x Abu Dhabi, UAEWednesday 24 January 2018

Dark truth behind Afghan conflict

Taliban rebels implicated in assault, as Hazara minority claim attack that killed three people was encouraged by the government.

Haji Mohammad Mohaqiq says attacks on Hazaras are part of official government policy.
Haji Mohammad Mohaqiq says attacks on Hazaras are part of official government policy.

KABUL // Three slightly bewildered men stood beside a pickup truck loaded down with carpets, a plain white flag protruding from its front fender. One of them reached for a tin of snuff while the others kept their hands in their pockets as the camera panned shakily around the scene. Watching on the television at his home in Kabul, Haji Mohammad Mohaqiq had no doubts about what he thought he was looking at. "Taliban," he said.

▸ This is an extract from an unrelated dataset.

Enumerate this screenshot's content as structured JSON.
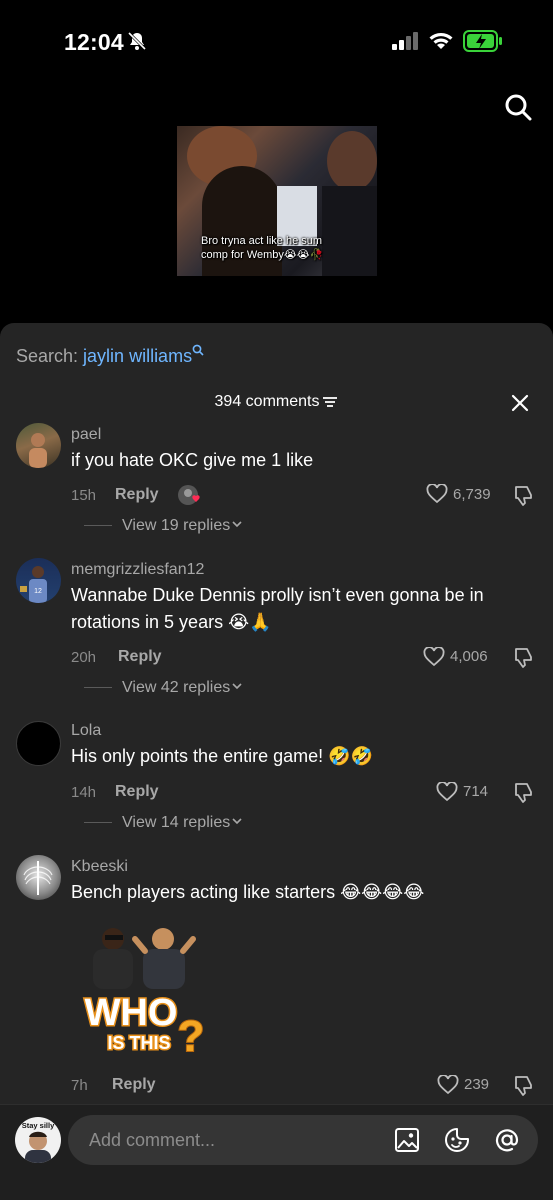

Last month a long-running but little-noticed conflict started in Afghanistan once again. On the surface, it was a dispute between nomads and an ethnic minority group, the Hazara. But amid the arguments over grazing rights and land ownership, the occasionally sectarian nature of the claims and counter-claims has at times hinted that something far darker may be at play. The tension began in the areas of Behsud and Day Mirdad, in Maidan Wardak, a province bordering Kabul. It was there that a large number of nomads, known here as Kuchis, turned up, livestock in tow.

Many carried with them official papers that they said proved they owned the land. What happened next is a matter of contention. Hazaras claim the nomads attacked them unprovoked, burning down homes and forcing thousands to flee. Protests and often inflammatory coverage in sections of the local media followed until Hamid Karzai, the Afghan president, and one of his deputies intervened. The Kuchis pulled back and the trouble stopped, for the moment.

Mr Mohaqiq is a former mujaheddin commander who has gone on to become a member of parliament and one of the most influential Hazara leaders in the country. "If they have the documents for the land, does that mean they should invade and kill people there?" he said recently. "We are not taking their land. If they have the documents they can come and go, but we are defending ourselves against their actions."

Mr Mohaqiq insists that rather than being simple nomads, the men were essentially part of a 2,000-member militia that included rebels from the Taliban and another insurgent group, Hizb-i-Islami. He claimed that their assault left three people dead and eight to 10 injured, while they occupied the land for about 10 or 11 days. The recording he played at his home showed, he said, Taliban with goods they had looted.

This is not the first year fighting has broken out and it is unlikely to be the last. If anything, the violence and anger appears to grow annually. Mr Mohaqiq has come to believe that the latest round of trouble was a product of official policy. "Those people who did not have the trust of Mr Karzai and his team would not have attacked," he said, adding that ordinary Hazaras, though not he personally, regretted their decision to accept the disarmament process put in place after the 2001 invasion. "The Kuchis, Hizb-i-Islami and the Taliban have not submitted their weapons and the government showed them the green light," he said.

Kuchis, like the Afghan president, are ethnic Pashtuns. As a result, Mr Mohaqiq claims, they were encouraged to attack, either directly or indirectly, by the government. Another MP made similar accusations. Abdul Reza Rezai, a Hazara from Behsud, claims that the nomads who entered the area were a "military force" armed with everything from Kalashnikovs and mortars to belt-fed machine guns and rocket-propelled grenades.

Independent estimates generally consider Hazaras to be the country's third biggest ethnic group, behind Tajiks and the significantly larger Pashtun community. No one knows exactly how many Kuchis there are. Defining them as people living in tents and without land, Mr Mohaqiq claimed that there were no more than 10,000. Aizatullah Ahmadzai, the head of the Independent General Directorate of Nomads at the ministry of tribal affairs in Kabul, put the actual number at between four million and five million.

"Each year, they are giving new reasons and bringing new problems to prevent the Kuchis going to Behsud," he said, dismissing the allegations of Taliban involvement as "propaganda". As far as the nomads themselves are concerned, they are the real victims in all of this. They claim two or three of their own people were killed in the dispute, complain they are regularly prevented from entering land that is rightfully theirs and continued to be deprived of access to basic facilities including schools and medical clinics.

Haj Abdul Qadir Kuchi, an MP, had a folder full of old, fading paperwork that he said proved "more than half of Behsud" belongs to Kuchis. "If today the Hazaras are saying the Kuchis cannot come to Hazarajat, then tomorrow they will say they cannot come to Kabul." @Email:csands@thenational.ae